I only had one sibling growing up, and I had my own bedroom. My grandparents were old fashioned and slept in the same room but in separate beds.
In boot camp and in Hogwarts people sleep many to a room in barracks or dorms.
In Call the Midwife, you see several scenarios where there are eight to ten in a room.
My mother and father had separate bedrooms because my mother couldn't sleep with my father's snoring.
What is it in us that dictates the amount of personal space one does or doesn't need while sleeping?
Model homes these days have large master suites for the parents to retreat into, but tiny bedrooms for the kids, often making other spaces in the house more welcoming for children to spend their waking hours (although rarely, it seems, out doors)
Often at night, we will fall asleep spooned and entwined only to end up at opposite sides of the bed with our backs to each other. Usually we still have some body part touching, but not always.
Then there is the issue of timing. Do you have to go to bed at the same time? Do you have to fall asleep at the same time?
Many times when I am trying to fall asleep, I wonder about my grandparents. There is an episode of How I Met Your Mother where Lily and Marshall try out separate beds after seeing two beds at Robin's boyfriend's apartment.
Somehow I can't help but think that sleeping in separate beds, or even separate rooms for your family is a very first world phenomena.
When I sleep - when I am not up typing a blog entry with insomnia- I can sleep. Noise, light, other people moving... none of that seems to bother me when I sleep, and often won't necessarily keep me awake.

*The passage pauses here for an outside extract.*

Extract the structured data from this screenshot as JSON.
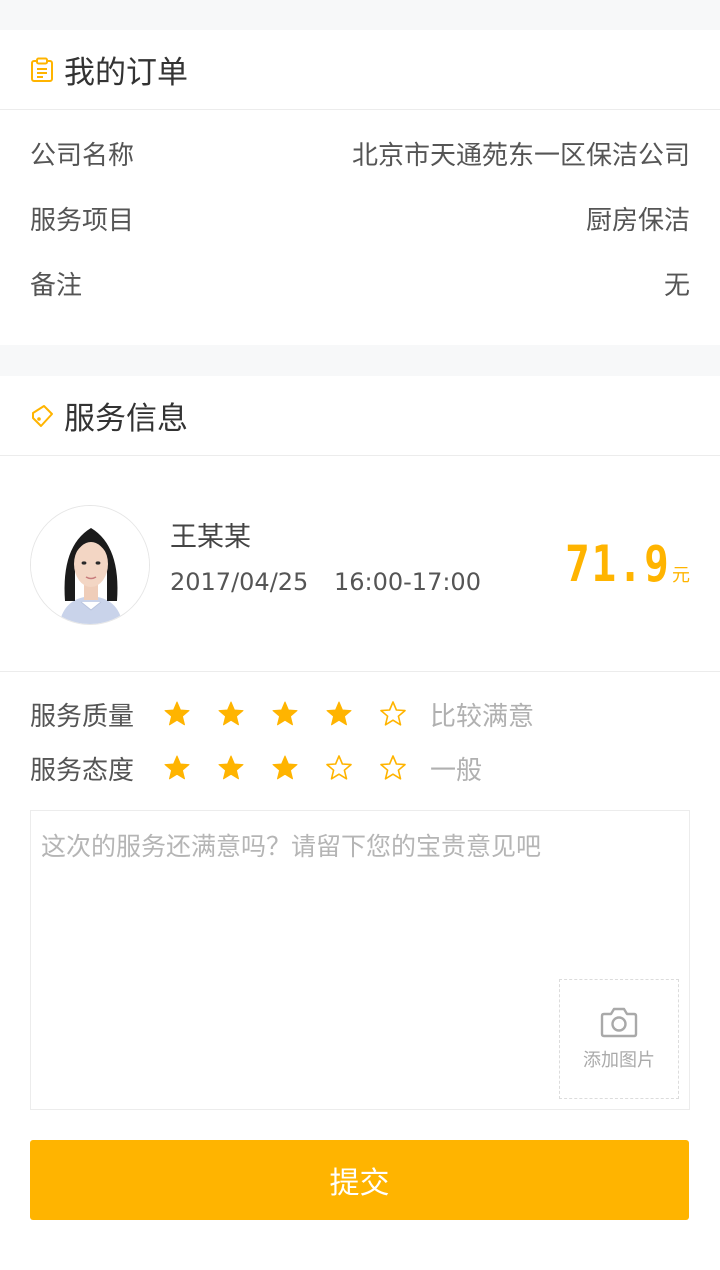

My wife, on the other hand, can hear the sink drip from two apartments below us. With her ear plugs in. Well, not really with her ear plugs in.. that merely brings her hearing into normal range. And she can't sleep. Guy outside collecting cans. Nope. Can't sleep. Sometimes even the girl next door snoring keeps her awake. Or worse. Wakes her.
Not me. I am oblivious.
But how we sleep and how we fall asleep and wake truly matters and influences our demeanour. Our mood. Our capacity to face the day and any challenges it might bring. We have a plethora of alarm clocks now to help influence that. One mimics sunlight by slowly brightening the room as it wakes you. My nephew just got a device that he wears on his wrist that monitors his biorhythms on an ongoing basis and it supposedly wakes him with vibration after he has slept the ideal amount of time.
It has been a long time since I have needed to sleep with an alarm clock - although my wife's alarm clock does go off every weekday morning - and I think my body has found its own rhythms. When I was single, I had a period where I slept primarily from 1-5 each day - both am and pm. It was what I needed and when I needed it, and I was fortunate enough in my schedule then to have the flexibility to meet those needs.
Often my wife and I will take an afternoon nap when she comes home. Sometimes these are short snoozes, and sometimes deep sleep. And so sometimes, at 1 am, I find myself awake.
Thinking about sleep....